- [Exercise brief] The answer must consist of each line below that contains the word "icon", copied in full.

- [Record set]
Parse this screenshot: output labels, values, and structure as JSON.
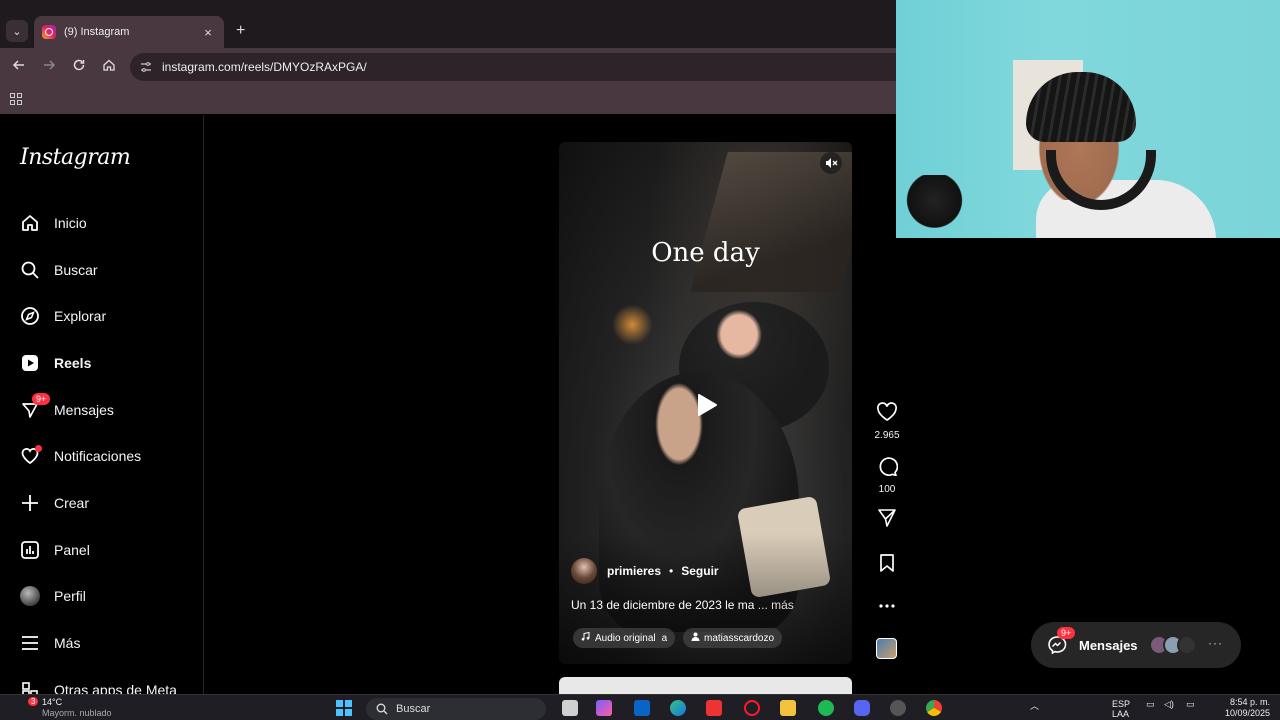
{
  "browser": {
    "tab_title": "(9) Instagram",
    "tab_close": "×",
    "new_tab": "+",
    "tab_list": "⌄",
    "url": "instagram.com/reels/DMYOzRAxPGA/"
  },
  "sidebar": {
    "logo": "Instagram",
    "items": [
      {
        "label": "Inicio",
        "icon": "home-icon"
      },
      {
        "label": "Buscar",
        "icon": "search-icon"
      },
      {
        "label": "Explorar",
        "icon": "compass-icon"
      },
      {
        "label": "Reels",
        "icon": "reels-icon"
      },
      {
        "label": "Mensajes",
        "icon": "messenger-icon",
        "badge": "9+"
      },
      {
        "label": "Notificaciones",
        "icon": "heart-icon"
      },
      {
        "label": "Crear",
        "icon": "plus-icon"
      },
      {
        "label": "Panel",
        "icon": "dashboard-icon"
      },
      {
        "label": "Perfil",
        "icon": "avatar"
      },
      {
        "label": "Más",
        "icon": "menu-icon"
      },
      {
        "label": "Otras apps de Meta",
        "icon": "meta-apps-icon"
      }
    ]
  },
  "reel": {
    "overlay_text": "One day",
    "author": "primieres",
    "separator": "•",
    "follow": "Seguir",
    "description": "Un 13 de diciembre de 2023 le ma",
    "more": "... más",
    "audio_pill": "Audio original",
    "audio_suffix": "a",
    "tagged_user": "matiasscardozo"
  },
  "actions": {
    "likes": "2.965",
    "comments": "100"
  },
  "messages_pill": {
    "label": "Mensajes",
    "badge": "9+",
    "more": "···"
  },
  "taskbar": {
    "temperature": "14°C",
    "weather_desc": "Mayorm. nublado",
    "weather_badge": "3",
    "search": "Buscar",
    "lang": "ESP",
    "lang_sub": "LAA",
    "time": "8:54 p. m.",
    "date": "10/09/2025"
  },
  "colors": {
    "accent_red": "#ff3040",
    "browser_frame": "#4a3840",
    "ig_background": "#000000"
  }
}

- [Completed exercise]
        "icon": "home-icon"
        "icon": "search-icon"
        "icon": "compass-icon"
        "icon": "reels-icon"
        "icon": "messenger-icon",
        "icon": "heart-icon"
        "icon": "plus-icon"
        "icon": "dashboard-icon"
        "icon": "avatar"
        "icon": "menu-icon"
        "icon": "meta-apps-icon"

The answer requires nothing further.